Iran ends commitment to nuclear deal following killing of Qassem Soleiman

5 January 2020, 22:05

Iran have said they will not longer be abiding by the 2015 Iran Nuclear Deal
Iran have said they will not longer be abiding by the 2015 Iran Nuclear Deal.
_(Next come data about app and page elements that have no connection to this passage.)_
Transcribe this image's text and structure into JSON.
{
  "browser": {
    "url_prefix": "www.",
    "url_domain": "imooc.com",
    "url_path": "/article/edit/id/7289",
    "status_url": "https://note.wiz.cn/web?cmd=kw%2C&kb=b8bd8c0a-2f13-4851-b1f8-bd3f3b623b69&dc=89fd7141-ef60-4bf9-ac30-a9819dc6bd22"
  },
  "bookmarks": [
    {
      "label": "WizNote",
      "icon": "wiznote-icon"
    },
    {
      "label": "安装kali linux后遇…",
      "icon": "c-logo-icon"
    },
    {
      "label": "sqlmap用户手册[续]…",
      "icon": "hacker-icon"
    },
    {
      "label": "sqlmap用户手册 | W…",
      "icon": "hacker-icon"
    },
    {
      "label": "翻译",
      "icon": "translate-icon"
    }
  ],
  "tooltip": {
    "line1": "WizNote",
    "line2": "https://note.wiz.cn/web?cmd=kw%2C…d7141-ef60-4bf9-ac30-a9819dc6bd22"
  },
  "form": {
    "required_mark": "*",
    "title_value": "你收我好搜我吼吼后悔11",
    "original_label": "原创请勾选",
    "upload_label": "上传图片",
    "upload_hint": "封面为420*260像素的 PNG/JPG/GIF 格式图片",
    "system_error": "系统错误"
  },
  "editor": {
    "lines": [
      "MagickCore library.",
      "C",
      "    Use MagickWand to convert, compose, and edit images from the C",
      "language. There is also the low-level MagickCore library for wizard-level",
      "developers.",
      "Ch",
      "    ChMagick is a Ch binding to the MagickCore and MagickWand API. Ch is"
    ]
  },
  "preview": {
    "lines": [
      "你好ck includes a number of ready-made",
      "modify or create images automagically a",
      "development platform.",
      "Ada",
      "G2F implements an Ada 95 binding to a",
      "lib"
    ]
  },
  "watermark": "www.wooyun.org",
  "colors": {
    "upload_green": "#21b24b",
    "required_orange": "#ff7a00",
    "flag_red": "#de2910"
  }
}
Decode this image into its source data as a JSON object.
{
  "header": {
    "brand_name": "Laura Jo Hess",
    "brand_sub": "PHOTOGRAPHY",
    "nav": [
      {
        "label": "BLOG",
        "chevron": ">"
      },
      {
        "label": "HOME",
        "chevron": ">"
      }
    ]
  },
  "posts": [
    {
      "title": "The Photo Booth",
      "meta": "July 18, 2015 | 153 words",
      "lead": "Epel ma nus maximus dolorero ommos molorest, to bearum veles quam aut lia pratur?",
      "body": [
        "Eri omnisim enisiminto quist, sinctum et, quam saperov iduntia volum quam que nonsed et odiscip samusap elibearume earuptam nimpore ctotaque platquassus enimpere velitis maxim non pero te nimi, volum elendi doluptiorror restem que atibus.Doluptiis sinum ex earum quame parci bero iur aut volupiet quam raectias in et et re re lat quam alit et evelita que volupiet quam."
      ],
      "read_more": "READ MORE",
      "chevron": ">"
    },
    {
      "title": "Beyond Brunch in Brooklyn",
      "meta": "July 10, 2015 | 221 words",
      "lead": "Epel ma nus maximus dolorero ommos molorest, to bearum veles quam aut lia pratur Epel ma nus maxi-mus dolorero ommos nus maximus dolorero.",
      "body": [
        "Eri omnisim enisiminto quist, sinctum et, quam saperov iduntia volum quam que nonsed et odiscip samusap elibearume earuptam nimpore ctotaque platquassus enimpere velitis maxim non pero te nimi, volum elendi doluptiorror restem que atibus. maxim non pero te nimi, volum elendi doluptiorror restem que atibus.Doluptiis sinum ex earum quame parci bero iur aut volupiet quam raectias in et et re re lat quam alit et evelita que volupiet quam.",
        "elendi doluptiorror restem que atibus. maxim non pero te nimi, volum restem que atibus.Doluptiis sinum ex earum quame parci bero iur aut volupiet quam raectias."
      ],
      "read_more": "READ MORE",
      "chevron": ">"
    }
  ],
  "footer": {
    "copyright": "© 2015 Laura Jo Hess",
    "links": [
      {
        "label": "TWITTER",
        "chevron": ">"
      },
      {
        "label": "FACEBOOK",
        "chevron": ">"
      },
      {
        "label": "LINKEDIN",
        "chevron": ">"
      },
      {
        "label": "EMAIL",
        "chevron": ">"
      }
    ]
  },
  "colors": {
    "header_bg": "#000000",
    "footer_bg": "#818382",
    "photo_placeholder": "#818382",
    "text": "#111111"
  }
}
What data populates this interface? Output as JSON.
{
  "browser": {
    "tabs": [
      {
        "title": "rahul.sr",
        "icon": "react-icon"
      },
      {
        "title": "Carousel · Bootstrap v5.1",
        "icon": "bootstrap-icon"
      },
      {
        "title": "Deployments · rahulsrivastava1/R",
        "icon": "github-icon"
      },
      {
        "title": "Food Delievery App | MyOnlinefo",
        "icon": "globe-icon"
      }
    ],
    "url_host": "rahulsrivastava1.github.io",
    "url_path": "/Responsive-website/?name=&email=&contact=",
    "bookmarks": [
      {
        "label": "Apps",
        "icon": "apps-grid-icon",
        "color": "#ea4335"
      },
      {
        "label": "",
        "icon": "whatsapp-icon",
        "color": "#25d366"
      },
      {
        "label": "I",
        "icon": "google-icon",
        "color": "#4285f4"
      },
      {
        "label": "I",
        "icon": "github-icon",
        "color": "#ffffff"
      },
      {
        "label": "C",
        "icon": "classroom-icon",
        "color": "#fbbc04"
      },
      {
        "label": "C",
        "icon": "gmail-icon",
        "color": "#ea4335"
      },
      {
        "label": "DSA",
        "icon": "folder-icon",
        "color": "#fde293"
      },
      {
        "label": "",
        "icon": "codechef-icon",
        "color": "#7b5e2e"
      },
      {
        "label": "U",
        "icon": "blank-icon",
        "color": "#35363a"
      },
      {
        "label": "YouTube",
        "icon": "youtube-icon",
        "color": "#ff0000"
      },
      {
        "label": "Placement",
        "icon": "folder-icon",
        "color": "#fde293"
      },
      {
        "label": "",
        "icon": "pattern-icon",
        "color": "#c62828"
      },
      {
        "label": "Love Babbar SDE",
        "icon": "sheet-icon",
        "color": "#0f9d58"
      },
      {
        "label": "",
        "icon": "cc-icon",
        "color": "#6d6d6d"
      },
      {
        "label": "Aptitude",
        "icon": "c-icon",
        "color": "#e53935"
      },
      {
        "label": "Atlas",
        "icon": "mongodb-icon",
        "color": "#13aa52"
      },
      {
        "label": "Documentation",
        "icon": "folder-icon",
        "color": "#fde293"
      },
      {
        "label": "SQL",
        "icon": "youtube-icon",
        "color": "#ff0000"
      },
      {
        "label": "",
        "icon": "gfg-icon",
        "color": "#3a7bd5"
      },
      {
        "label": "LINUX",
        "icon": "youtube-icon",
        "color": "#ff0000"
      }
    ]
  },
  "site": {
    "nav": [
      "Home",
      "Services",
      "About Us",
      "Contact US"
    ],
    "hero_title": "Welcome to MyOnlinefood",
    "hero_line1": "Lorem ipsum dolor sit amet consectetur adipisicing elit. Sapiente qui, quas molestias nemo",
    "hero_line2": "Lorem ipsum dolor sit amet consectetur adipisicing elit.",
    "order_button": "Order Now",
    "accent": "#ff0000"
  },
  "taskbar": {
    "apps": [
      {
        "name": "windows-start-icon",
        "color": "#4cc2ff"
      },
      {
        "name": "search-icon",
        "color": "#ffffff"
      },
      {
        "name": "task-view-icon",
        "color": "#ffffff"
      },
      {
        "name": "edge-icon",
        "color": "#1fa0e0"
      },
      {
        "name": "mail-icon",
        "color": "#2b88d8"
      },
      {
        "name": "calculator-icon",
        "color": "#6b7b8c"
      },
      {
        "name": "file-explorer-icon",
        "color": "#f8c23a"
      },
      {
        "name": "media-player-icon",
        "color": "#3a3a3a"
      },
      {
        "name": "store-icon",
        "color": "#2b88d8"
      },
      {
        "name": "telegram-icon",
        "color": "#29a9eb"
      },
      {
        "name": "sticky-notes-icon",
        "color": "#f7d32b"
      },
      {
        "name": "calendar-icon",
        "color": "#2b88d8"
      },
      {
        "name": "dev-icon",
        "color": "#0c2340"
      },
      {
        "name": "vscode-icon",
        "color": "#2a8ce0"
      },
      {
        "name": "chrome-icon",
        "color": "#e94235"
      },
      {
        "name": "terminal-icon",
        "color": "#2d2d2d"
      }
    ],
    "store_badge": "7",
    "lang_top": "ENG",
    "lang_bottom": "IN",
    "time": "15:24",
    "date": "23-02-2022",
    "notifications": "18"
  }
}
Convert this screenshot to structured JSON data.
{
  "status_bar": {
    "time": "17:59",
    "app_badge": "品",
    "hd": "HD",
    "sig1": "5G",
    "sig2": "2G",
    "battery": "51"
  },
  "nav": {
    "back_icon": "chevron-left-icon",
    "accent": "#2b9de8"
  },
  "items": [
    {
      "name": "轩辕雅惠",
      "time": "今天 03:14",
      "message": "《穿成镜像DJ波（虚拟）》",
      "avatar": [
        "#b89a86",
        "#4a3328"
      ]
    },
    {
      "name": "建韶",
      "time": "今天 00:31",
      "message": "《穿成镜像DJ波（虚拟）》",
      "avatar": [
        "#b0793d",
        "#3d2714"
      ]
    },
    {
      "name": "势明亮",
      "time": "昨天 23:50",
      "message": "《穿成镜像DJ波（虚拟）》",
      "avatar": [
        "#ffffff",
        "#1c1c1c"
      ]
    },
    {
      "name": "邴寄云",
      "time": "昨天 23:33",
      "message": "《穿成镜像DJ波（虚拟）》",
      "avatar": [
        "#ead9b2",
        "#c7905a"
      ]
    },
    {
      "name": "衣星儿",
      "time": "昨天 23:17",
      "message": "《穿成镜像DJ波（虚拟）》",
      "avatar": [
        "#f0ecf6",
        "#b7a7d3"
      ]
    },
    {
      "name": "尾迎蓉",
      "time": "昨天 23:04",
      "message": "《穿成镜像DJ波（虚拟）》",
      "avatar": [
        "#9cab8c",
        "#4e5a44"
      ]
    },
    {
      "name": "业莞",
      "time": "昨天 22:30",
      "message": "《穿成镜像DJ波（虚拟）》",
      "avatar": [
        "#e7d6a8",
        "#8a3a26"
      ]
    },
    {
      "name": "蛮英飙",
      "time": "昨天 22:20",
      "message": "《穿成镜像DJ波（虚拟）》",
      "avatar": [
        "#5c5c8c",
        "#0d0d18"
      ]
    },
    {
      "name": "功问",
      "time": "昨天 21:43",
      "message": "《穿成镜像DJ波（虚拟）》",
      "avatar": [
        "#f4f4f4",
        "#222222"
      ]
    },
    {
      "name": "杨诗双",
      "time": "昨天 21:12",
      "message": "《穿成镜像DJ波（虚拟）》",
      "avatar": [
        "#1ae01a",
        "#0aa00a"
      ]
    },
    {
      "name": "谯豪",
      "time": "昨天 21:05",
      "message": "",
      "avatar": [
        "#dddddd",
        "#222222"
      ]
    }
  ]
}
Picture: PA

By Kate Buck

Iran has said it will no longer abide by any of the limits of its unravelling 2015 nuclear deal with world powers after a US air strike killed Iranian General Qassem Soleimani on Friday.

It ends an accord that blocked Tehran from having enough material to build an atomic weapon.

The announcement came on Sunday night after another Iranian official said it would consider taking even harsher steps over the killing.

Hundreds of thousands of people flooded the streets in Iran on Sunday to walk alongside a casket carrying the remains of General Soleimani.

Iran's state TV cited a statement by President Hassan Rouhani's administration saying the country will not observe limitations on its enrichment, the amount of stockpiled enriched uranium as well as research and development in its nuclear activities.

The International Atomic Energy Agency, the United Nations watchdog observing Iran's programme, did not immediately respond to a request for comment.

Iran said its co-operation with the IAEA "will continue as before".

Technicians work at the Arak heavy water reactor's secondary circuit in Iran
Technicians work at the Arak heavy water reactor's secondary circuit in Iran. Picture: PA

Meanwhile, Iraq's Parliament voted in favour of a resolution calling for an end of the foreign military presence in their nation, an effort aimed at expelling the 5,000 US troops stationed there over the war against ISIS.

General Soleimani's killing has escalated the crisis between Tehran and Washington after months of trading attacks and threats that have put the wider Middle East on edge.

The conflict is rooted in US President Donald Trump pulling out of Iran's atomic accord and imposing sanctions that have crippled Iran's economy.

Iran has promised "harsh revenge" for the US attack, which shocked Iranians across all political lines.

On Sunday evening, more rockets were fired at the US Embassy in Iraq, for the second day in a row.

Just minutes after media reports of the rocket strikes broke US President Donald Trump tweeted the US military 'will quickly & fully strike back,' perhaps disproportionately, if Iran hits a US target.

Thousands in Iran have protested Soleimani's death
Thousands in Iran have protested Soleimani's death. Picture: PA

He said: "These Media Posts will serve as notification to the United States Congress that should Iran strike any U.S. person or target, the United States will quickly & fully strike back, & perhaps in a disproportionate manner.

"Such legal notice is not required, but is given nevertheless!"

Mr Trump's warning also comes after he made a threat to target 52 locations in Iran if Tehran retaliates.

Mr Trump has already deployed 3,000 extra troops to Kuwait and the Royal Navy will accompany UK-flagged ships through the key oil route of the Strait of Hormuz.

The latest explosions came just hours after UK Prime Minister Boris Johnson called Soleimani a "threat to all of our interests."

The Iraq parliament voted today to expel foreign military powers
The Iraq parliament voted today to expel foreign military powers. Picture: PA

Soleimani, the leader of the elite Quds force, was killed in a targeted strike at Baghdad Airport in the neighbouring Iraq in the early hours of Friday morning.

His death has sparked international concerns of unrest in the region, with the US urging its citizens to leave the country as soon as possible.

The day after the attack, a number of co-ordinated attacks were made on the US Embassy in Baghdad and military bases where US forces are based.

No deaths were reported in the strikes, although a number of injuries were suffered.US President Donald Trump claimed strike was done to "stop a war", saying Soleimani "made the death of innocent people his sick passion".